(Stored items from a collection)
************

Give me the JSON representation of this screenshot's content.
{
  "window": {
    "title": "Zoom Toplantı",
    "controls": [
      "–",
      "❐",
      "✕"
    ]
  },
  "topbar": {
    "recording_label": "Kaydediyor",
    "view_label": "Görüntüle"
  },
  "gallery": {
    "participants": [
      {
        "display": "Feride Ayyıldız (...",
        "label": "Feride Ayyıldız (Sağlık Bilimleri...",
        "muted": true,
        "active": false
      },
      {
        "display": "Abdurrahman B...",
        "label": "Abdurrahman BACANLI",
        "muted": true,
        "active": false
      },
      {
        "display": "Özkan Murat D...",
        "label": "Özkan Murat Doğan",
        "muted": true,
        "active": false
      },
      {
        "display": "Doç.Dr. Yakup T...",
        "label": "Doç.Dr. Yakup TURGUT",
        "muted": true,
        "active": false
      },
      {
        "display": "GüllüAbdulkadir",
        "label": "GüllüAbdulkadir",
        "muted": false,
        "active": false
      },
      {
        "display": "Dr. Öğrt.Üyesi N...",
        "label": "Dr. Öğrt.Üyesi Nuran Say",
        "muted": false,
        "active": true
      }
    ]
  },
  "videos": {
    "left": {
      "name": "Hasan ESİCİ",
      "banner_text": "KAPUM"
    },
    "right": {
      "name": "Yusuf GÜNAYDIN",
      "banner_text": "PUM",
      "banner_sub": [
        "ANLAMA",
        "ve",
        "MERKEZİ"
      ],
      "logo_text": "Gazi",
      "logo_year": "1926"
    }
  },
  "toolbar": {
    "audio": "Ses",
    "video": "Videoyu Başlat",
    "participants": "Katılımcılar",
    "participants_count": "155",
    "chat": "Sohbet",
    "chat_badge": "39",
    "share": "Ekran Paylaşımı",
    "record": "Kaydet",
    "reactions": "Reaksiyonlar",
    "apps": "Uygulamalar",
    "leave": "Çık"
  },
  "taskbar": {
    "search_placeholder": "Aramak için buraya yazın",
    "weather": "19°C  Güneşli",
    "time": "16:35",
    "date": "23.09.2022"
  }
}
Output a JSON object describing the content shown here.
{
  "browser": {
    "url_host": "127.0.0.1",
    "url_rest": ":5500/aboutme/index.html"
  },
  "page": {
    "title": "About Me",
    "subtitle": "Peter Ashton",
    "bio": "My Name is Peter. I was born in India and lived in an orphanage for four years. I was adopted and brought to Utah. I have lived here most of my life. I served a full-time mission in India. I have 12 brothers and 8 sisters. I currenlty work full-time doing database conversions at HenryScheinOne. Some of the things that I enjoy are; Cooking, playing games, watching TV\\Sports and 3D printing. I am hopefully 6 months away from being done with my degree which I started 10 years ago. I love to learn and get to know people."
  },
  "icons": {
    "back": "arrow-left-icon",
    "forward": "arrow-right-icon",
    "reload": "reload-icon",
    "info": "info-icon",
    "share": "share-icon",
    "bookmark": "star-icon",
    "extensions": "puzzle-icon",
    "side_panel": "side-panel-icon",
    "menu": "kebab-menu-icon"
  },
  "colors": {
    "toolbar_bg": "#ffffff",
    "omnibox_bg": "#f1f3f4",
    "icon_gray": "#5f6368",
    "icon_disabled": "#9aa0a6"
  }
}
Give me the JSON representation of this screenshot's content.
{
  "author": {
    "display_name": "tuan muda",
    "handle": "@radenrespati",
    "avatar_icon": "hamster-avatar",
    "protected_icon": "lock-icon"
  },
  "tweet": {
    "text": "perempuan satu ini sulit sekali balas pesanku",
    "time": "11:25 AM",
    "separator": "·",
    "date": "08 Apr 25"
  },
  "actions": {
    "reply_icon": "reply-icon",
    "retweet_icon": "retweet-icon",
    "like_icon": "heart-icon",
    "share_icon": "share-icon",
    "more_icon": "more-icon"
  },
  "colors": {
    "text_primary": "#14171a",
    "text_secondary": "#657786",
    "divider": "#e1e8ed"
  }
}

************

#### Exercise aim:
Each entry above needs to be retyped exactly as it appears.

#### The answer:
Give me the JSON representation of this screenshot's content.
{
  "window": {
    "title": "Zoom Toplantı",
    "controls": [
      "–",
      "❐",
      "✕"
    ]
  },
  "topbar": {
    "recording_label": "Kaydediyor",
    "view_label": "Görüntüle"
  },
  "gallery": {
    "participants": [
      {
        "display": "Feride Ayyıldız (...",
        "label": "Feride Ayyıldız (Sağlık Bilimleri...",
        "muted": true,
        "active": false
      },
      {
        "display": "Abdurrahman B...",
        "label": "Abdurrahman BACANLI",
        "muted": true,
        "active": false
      },
      {
        "display": "Özkan Murat D...",
        "label": "Özkan Murat Doğan",
        "muted": true,
        "active": false
      },
      {
        "display": "Doç.Dr. Yakup T...",
        "label": "Doç.Dr. Yakup TURGUT",
        "muted": true,
        "active": false
      },
      {
        "display": "GüllüAbdulkadir",
        "label": "GüllüAbdulkadir",
        "muted": false,
        "active": false
      },
      {
        "display": "Dr. Öğrt.Üyesi N...",
        "label": "Dr. Öğrt.Üyesi Nuran Say",
        "muted": false,
        "active": true
      }
    ]
  },
  "videos": {
    "left": {
      "name": "Hasan ESİCİ",
      "banner_text": "KAPUM"
    },
    "right": {
      "name": "Yusuf GÜNAYDIN",
      "banner_text": "PUM",
      "banner_sub": [
        "ANLAMA",
        "ve",
        "MERKEZİ"
      ],
      "logo_text": "Gazi",
      "logo_year": "1926"
    }
  },
  "toolbar": {
    "audio": "Ses",
    "video": "Videoyu Başlat",
    "participants": "Katılımcılar",
    "participants_count": "155",
    "chat": "Sohbet",
    "chat_badge": "39",
    "share": "Ekran Paylaşımı",
    "record": "Kaydet",
    "reactions": "Reaksiyonlar",
    "apps": "Uygulamalar",
    "leave": "Çık"
  },
  "taskbar": {
    "search_placeholder": "Aramak için buraya yazın",
    "weather": "19°C  Güneşli",
    "time": "16:35",
    "date": "23.09.2022"
  }
}
Output a JSON object describing the content shown here.
{
  "browser": {
    "url_host": "127.0.0.1",
    "url_rest": ":5500/aboutme/index.html"
  },
  "page": {
    "title": "About Me",
    "subtitle": "Peter Ashton",
    "bio": "My Name is Peter. I was born in India and lived in an orphanage for four years. I was adopted and brought to Utah. I have lived here most of my life. I served a full-time mission in India. I have 12 brothers and 8 sisters. I currenlty work full-time doing database conversions at HenryScheinOne. Some of the things that I enjoy are; Cooking, playing games, watching TV\\Sports and 3D printing. I am hopefully 6 months away from being done with my degree which I started 10 years ago. I love to learn and get to know people."
  },
  "icons": {
    "back": "arrow-left-icon",
    "forward": "arrow-right-icon",
    "reload": "reload-icon",
    "info": "info-icon",
    "share": "share-icon",
    "bookmark": "star-icon",
    "extensions": "puzzle-icon",
    "side_panel": "side-panel-icon",
    "menu": "kebab-menu-icon"
  },
  "colors": {
    "toolbar_bg": "#ffffff",
    "omnibox_bg": "#f1f3f4",
    "icon_gray": "#5f6368",
    "icon_disabled": "#9aa0a6"
  }
}
Give me the JSON representation of this screenshot's content.
{
  "author": {
    "display_name": "tuan muda",
    "handle": "@radenrespati",
    "avatar_icon": "hamster-avatar",
    "protected_icon": "lock-icon"
  },
  "tweet": {
    "text": "perempuan satu ini sulit sekali balas pesanku",
    "time": "11:25 AM",
    "separator": "·",
    "date": "08 Apr 25"
  },
  "actions": {
    "reply_icon": "reply-icon",
    "retweet_icon": "retweet-icon",
    "like_icon": "heart-icon",
    "share_icon": "share-icon",
    "more_icon": "more-icon"
  },
  "colors": {
    "text_primary": "#14171a",
    "text_secondary": "#657786",
    "divider": "#e1e8ed"
  }
}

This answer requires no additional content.